JJ Kinahan, TD Ameritrade, provides perspective on how the markets may react to today's retail sales numbers and why he is watching auto sales. This is actually a big time of year for people to buy cars, says Kinahan.» Read More
Bob Pisani reports on the trading day from the NYSE.
Mohamed El-Erian, PIMCO CEO, discusses the consequences of running an economy on low interest rates. "Cash has optionality value that people always underestimate," he adds.
Munis today out-yield some of their taxable counterparts, point out BlackRock's Bob Doll and Peter Fisher. They also explain why BlackRock favors US stocks over non-US equities.
"Over the last few weeks we have seen quite a lot of liquidation across the soft commodities, especially for corn, wheat and soya beans. This has been partially due to the economic situation with the euro zone and the US and concern about lower demand," Erkut Ozer, CEO of Global Trading Enterprises, told CNBC.
European stocks were expected to open higher on Wednesday after all the main indexes closed down on Tuesday amid fears that the continent's banks faced a worse-than-feared threat from the euro zone.
Historical support on the Shanghai Index is near 2,300 and the market is moving slowly towards a test of this level.
CNBC's Tyler Mathisen has the rundown on Tuesday's market action, and discussing Europe's debt crisis and how to protect your portfolio, with Art Logan, Lazard Capital Markets, and Scott Nations, NationsShares.
Mad Money host Jim Cramer shares his final thoughts of the day, saying Caterpillar is the last stock to own in a recession.
Mad Money host Jim Cramer hammers home the point that the 2011 stock market is not the same as the market of 2008, saying, the market might be in a fragile state but things are much better now than they were then.
The Fast Money traders offer special CNBC.com-only advice on your investments.
Katie Stockton, MKM Partners, discusses how accurate the indicator of oversold conditions is in predicting the S&P's bottoms.
If you were looking for any investment with double-digit returns, you're out of luck, Pimco co-CIO told CNBC Tuesday. "There are no double-digit returns in any asset class" including stocks, bonds and real estate, Gross said, and won't be for the next few years.
Discussing whether the US economy is faltering, or whether the picture is brigher than we think, with Brian Wesbury, First Trust Advisors, and Conrad DeQuadros, RDQ Economics.
How to position yourself amid growing talk of a bear market, with Mark Travis, Intrepid Capital Fund; David Sowerby, Loomis Sales &Co; and CNBC's Sue Herera.
CNBC's Sharon Epperson discusses the day's activity in the commodities markets and looks at where oil and precious metals are likely headed tomorrow.
Insight on the stock market, with Frank Holmes, U.S. Global Investors, and CNBC's Bob Pisani.
Tobias Levkovich, Citi, and Frank Holmes, U.S. Global Investors CEO, discuss the market's reaction to Europe's ongoing sovereign debt concerns and latest stock market trends.
Stocks are bouncing off their lows, but still down for the day.
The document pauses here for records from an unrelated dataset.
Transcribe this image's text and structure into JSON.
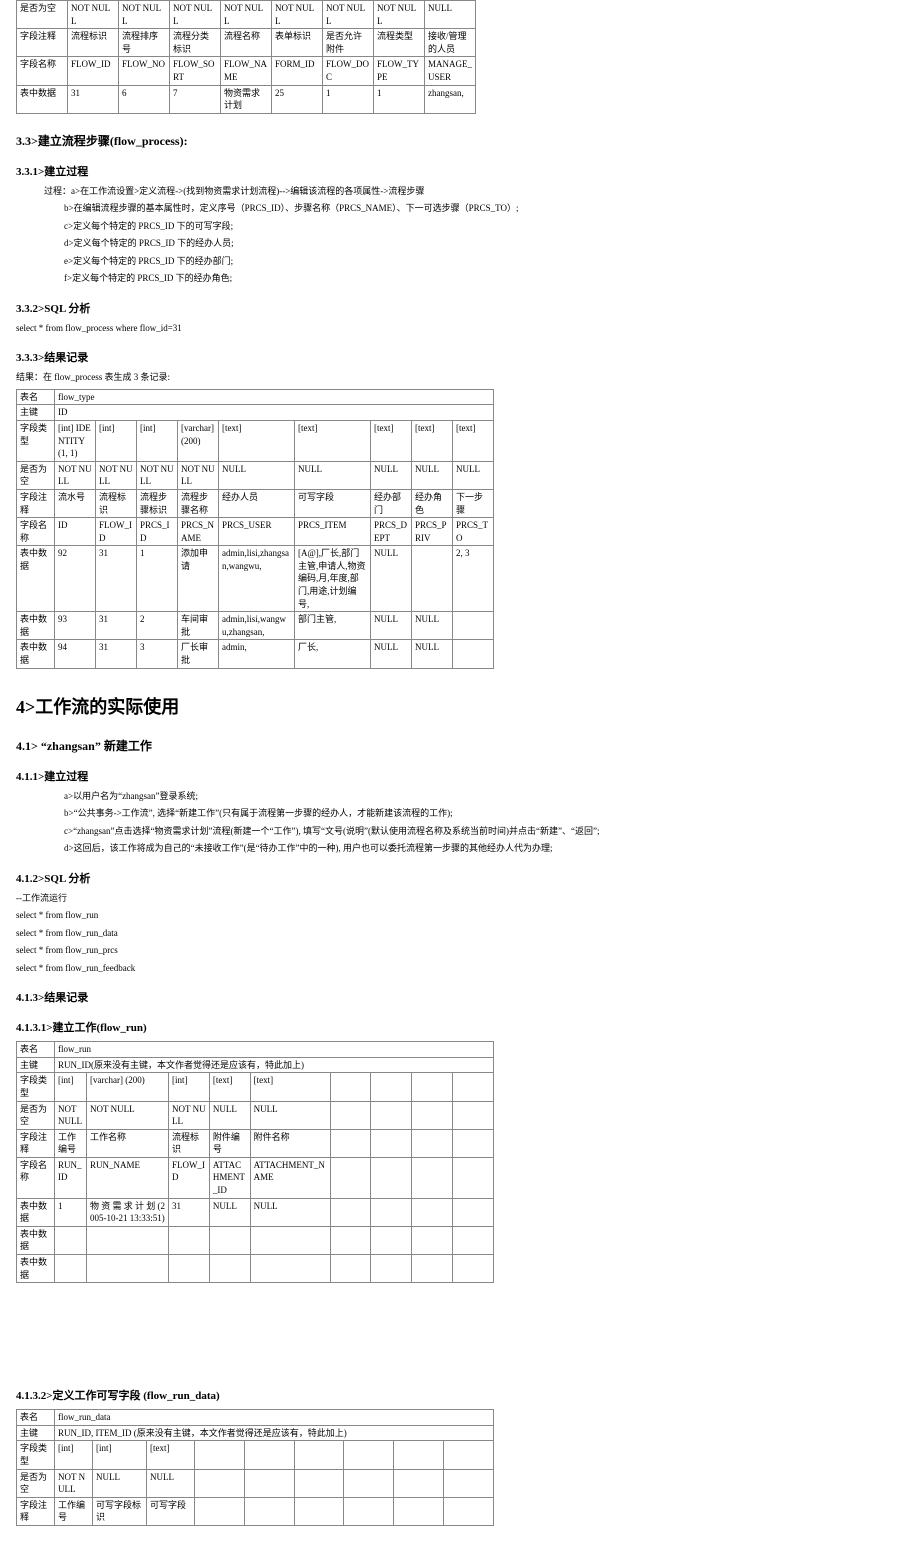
{
  "t1": {
    "r1": [
      "是否为空",
      "NOT NULL",
      "NOT NULL",
      "NOT NULL",
      "NOT NULL",
      "NOT NULL",
      "NOT NULL",
      "NOT NULL",
      "NULL"
    ],
    "r2": [
      "字段注释",
      "流程标识",
      "流程排序号",
      "流程分类标识",
      "流程名称",
      "表单标识",
      "是否允许附件",
      "流程类型",
      "接收/管理的人员"
    ],
    "r3": [
      "字段名称",
      "FLOW_ID",
      "FLOW_NO",
      "FLOW_SORT",
      "FLOW_NAME",
      "FORM_ID",
      "FLOW_DOC",
      "FLOW_TYPE",
      "MANAGE_USER"
    ],
    "r4": [
      "表中数据",
      "31",
      "6",
      "7",
      "物资需求计划",
      "25",
      "1",
      "1",
      "zhangsan,"
    ]
  },
  "s33": "3.3>建立流程步骤(flow_process):",
  "s331": "3.3.1>建立过程",
  "proc": {
    "lead": "过程：a>在工作流设置>定义流程->(找到物资需求计划流程)-->编辑该流程的各项属性->流程步骤",
    "b": "b>在编辑流程步骤的基本属性时，定义序号（PRCS_ID）、步骤名称（PRCS_NAME）、下一可选步骤（PRCS_TO）;",
    "c": "c>定义每个特定的 PRCS_ID 下的可写字段;",
    "d": "d>定义每个特定的 PRCS_ID 下的经办人员;",
    "e": "e>定义每个特定的 PRCS_ID 下的经办部门;",
    "f": "f>定义每个特定的 PRCS_ID 下的经办角色;"
  },
  "s332": "3.3.2>SQL 分析",
  "sql332": "select * from flow_process where flow_id=31",
  "s333": "3.3.3>结果记录",
  "res333": "结果：在 flow_process 表生成 3 条记录:",
  "t2": {
    "r1a": "表名",
    "r1b": "flow_type",
    "r2a": "主键",
    "r2b": "ID",
    "r3": [
      "字段类型",
      "[int] IDENTITY (1, 1)",
      "[int]",
      "[int]",
      "[varchar] (200)",
      "[text]",
      "[text]",
      "[text]",
      "[text]",
      "[text]"
    ],
    "r4": [
      "是否为空",
      "NOT NULL",
      "NOT NULL",
      "NOT NULL",
      "NOT NULL",
      "NULL",
      "NULL",
      "NULL",
      "NULL",
      "NULL"
    ],
    "r5": [
      "字段注释",
      "流水号",
      "流程标识",
      "流程步骤标识",
      "流程步骤名称",
      "经办人员",
      "可写字段",
      "经办部门",
      "经办角色",
      "下一步骤"
    ],
    "r6": [
      "字段名称",
      "ID",
      "FLOW_ID",
      "PRCS_ID",
      "PRCS_NAME",
      "PRCS_USER",
      "PRCS_ITEM",
      "PRCS_DEPT",
      "PRCS_PRIV",
      "PRCS_TO"
    ],
    "r7": [
      "表中数据",
      "92",
      "31",
      "1",
      "添加申请",
      "admin,lisi,zhangsan,wangwu,",
      "[A@],厂长,部门主管,申请人,物资编码,月,年度,部门,用途,计划编号,",
      "NULL",
      "",
      "2, 3"
    ],
    "r8": [
      "表中数据",
      "93",
      "31",
      "2",
      "车间审批",
      "admin,lisi,wangwu,zhangsan,",
      "部门主管,",
      "NULL",
      "NULL",
      ""
    ],
    "r9": [
      "表中数据",
      "94",
      "31",
      "3",
      "厂长审批",
      "admin,",
      "厂长,",
      "NULL",
      "NULL",
      ""
    ]
  },
  "s4": "4>工作流的实际使用",
  "s41": "4.1> “zhangsan” 新建工作",
  "s411": "4.1.1>建立过程",
  "p411": {
    "a": "a>以用户名为“zhangsan”登录系统;",
    "b": "b>“公共事务->工作流”, 选择“新建工作”(只有属于流程第一步骤的经办人，才能新建该流程的工作);",
    "c": "c>“zhangsan”点击选择“物资需求计划”流程(新建一个“工作”), 填写“文号(说明”(默认使用流程名称及系统当前时间)并点击“新建”、“返回”;",
    "d": "d>这回后，该工作将成为自己的“未接收工作”(是“待办工作”中的一种), 用户也可以委托流程第一步骤的其他经办人代为办理;"
  },
  "s412": "4.1.2>SQL 分析",
  "sqltxt": {
    "a": "--工作流运行",
    "b": "select * from flow_run",
    "c": "select * from flow_run_data",
    "d": "select * from flow_run_prcs",
    "e": "select * from flow_run_feedback"
  },
  "s413": "4.1.3>结果记录",
  "s4131": "4.1.3.1>建立工作(flow_run)",
  "t3": {
    "r1a": "表名",
    "r1b": "flow_run",
    "r2a": "主键",
    "r2b": "RUN_ID(原来没有主键，本文作者觉得还是应该有，特此加上)",
    "r3": [
      "字段类型",
      "[int]",
      "[varchar] (200)",
      "[int]",
      "[text]",
      "[text]",
      "",
      "",
      "",
      ""
    ],
    "r4": [
      "是否为空",
      "NOT NULL",
      "NOT NULL",
      "NOT NULL",
      "NULL",
      "NULL",
      "",
      "",
      "",
      ""
    ],
    "r5": [
      "字段注释",
      "工作编号",
      "工作名称",
      "流程标识",
      "附件编号",
      "附件名称",
      "",
      "",
      "",
      ""
    ],
    "r6": [
      "字段名称",
      "RUN_ID",
      "RUN_NAME",
      "FLOW_ID",
      "ATTACHMENT_ID",
      "ATTACHMENT_NAME",
      "",
      "",
      "",
      ""
    ],
    "r7": [
      "表中数据",
      "1",
      "物 资 需 求 计 划 (2005-10-21 13:33:51)",
      "31",
      "NULL",
      "NULL",
      "",
      "",
      "",
      ""
    ],
    "r8": [
      "表中数据",
      "",
      "",
      "",
      "",
      "",
      "",
      "",
      "",
      ""
    ],
    "r9": [
      "表中数据",
      "",
      "",
      "",
      "",
      "",
      "",
      "",
      "",
      ""
    ]
  },
  "s4132": "4.1.3.2>定义工作可写字段  (flow_run_data)",
  "t4": {
    "r1a": "表名",
    "r1b": "flow_run_data",
    "r2a": "主键",
    "r2b": "RUN_ID, ITEM_ID  (原来没有主键，本文作者觉得还是应该有，特此加上)",
    "r3": [
      "字段类型",
      "[int]",
      "[int]",
      "[text]",
      "",
      "",
      "",
      "",
      "",
      ""
    ],
    "r4": [
      "是否为空",
      "NOT NULL",
      "NULL",
      "NULL",
      "",
      "",
      "",
      "",
      "",
      ""
    ],
    "r5": [
      "字段注释",
      "工作编号",
      "可写字段标识",
      "可写字段",
      "",
      "",
      "",
      "",
      "",
      ""
    ]
  }
}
CNBC's Rick Santelli & Steve Liesman discuss whether the markets are finding any comfort from Fed chief Bernanke's latest comments on the economy.
Bill Gross, PIMCO founder & co-CIO, says don't look for double-digit returns on any financial asset class for the next few years.
Tom Reilly,SCS; Gordon Charlop, Rosenblatt Securities; and Todd Colvin, MF Globa, discuss the volatile ride for the Dow, and assess whether the markets can close higher despite growing talk of a bear market.